#### [EXERCISE AIM]
Type out the entries again, keeping every word unchanged.

#### [ENTRIES PROVIDED]

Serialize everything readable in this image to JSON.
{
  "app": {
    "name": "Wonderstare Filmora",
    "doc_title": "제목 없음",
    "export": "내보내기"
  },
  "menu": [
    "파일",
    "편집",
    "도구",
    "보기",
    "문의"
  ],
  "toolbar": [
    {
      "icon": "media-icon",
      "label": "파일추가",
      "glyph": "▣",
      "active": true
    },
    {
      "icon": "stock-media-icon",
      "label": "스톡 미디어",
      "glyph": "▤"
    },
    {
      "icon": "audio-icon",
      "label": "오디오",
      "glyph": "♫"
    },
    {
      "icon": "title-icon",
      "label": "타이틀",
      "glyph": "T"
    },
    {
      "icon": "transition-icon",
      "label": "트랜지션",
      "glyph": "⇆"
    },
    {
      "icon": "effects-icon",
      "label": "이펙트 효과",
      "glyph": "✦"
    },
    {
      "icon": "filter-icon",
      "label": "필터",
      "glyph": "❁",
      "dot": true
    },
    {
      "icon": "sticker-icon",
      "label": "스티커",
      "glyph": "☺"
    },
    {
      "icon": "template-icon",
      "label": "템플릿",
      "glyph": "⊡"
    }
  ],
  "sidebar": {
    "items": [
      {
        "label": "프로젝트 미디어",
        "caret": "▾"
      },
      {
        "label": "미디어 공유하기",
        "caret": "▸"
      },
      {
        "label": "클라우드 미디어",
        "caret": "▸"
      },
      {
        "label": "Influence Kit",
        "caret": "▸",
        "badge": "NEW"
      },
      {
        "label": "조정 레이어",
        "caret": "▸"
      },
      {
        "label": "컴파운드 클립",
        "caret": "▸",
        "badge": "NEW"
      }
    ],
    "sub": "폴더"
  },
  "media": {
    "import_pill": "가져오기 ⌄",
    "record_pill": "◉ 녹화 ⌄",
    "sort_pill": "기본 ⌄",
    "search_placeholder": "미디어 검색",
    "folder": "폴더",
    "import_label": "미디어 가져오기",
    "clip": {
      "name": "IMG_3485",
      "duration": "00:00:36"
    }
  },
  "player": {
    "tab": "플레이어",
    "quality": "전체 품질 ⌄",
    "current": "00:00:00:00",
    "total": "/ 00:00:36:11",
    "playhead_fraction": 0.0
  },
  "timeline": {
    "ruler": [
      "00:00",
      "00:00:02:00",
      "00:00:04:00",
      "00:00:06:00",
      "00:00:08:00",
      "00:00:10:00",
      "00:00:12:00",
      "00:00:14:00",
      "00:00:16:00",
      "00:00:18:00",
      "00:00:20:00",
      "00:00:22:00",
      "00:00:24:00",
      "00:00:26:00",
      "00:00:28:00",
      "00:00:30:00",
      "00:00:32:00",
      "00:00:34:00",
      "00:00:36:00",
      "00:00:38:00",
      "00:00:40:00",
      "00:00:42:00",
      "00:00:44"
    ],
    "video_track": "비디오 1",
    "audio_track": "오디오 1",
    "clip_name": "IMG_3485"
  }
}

#### [COMPLETED EXERCISE]
Serialize everything readable in this image to JSON.
{
  "app": {
    "name": "Wonderstare Filmora",
    "doc_title": "제목 없음",
    "export": "내보내기"
  },
  "menu": [
    "파일",
    "편집",
    "도구",
    "보기",
    "문의"
  ],
  "toolbar": [
    {
      "icon": "media-icon",
      "label": "파일추가",
      "glyph": "▣",
      "active": true
    },
    {
      "icon": "stock-media-icon",
      "label": "스톡 미디어",
      "glyph": "▤"
    },
    {
      "icon": "audio-icon",
      "label": "오디오",
      "glyph": "♫"
    },
    {
      "icon": "title-icon",
      "label": "타이틀",
      "glyph": "T"
    },
    {
      "icon": "transition-icon",
      "label": "트랜지션",
      "glyph": "⇆"
    },
    {
      "icon": "effects-icon",
      "label": "이펙트 효과",
      "glyph": "✦"
    },
    {
      "icon": "filter-icon",
      "label": "필터",
      "glyph": "❁",
      "dot": true
    },
    {
      "icon": "sticker-icon",
      "label": "스티커",
      "glyph": "☺"
    },
    {
      "icon": "template-icon",
      "label": "템플릿",
      "glyph": "⊡"
    }
  ],
  "sidebar": {
    "items": [
      {
        "label": "프로젝트 미디어",
        "caret": "▾"
      },
      {
        "label": "미디어 공유하기",
        "caret": "▸"
      },
      {
        "label": "클라우드 미디어",
        "caret": "▸"
      },
      {
        "label": "Influence Kit",
        "caret": "▸",
        "badge": "NEW"
      },
      {
        "label": "조정 레이어",
        "caret": "▸"
      },
      {
        "label": "컴파운드 클립",
        "caret": "▸",
        "badge": "NEW"
      }
    ],
    "sub": "폴더"
  },
  "media": {
    "import_pill": "가져오기 ⌄",
    "record_pill": "◉ 녹화 ⌄",
    "sort_pill": "기본 ⌄",
    "search_placeholder": "미디어 검색",
    "folder": "폴더",
    "import_label": "미디어 가져오기",
    "clip": {
      "name": "IMG_3485",
      "duration": "00:00:36"
    }
  },
  "player": {
    "tab": "플레이어",
    "quality": "전체 품질 ⌄",
    "current": "00:00:00:00",
    "total": "/ 00:00:36:11",
    "playhead_fraction": 0.0
  },
  "timeline": {
    "ruler": [
      "00:00",
      "00:00:02:00",
      "00:00:04:00",
      "00:00:06:00",
      "00:00:08:00",
      "00:00:10:00",
      "00:00:12:00",
      "00:00:14:00",
      "00:00:16:00",
      "00:00:18:00",
      "00:00:20:00",
      "00:00:22:00",
      "00:00:24:00",
      "00:00:26:00",
      "00:00:28:00",
      "00:00:30:00",
      "00:00:32:00",
      "00:00:34:00",
      "00:00:36:00",
      "00:00:38:00",
      "00:00:40:00",
      "00:00:42:00",
      "00:00:44"
    ],
    "video_track": "비디오 1",
    "audio_track": "오디오 1",
    "clip_name": "IMG_3485"
  }
}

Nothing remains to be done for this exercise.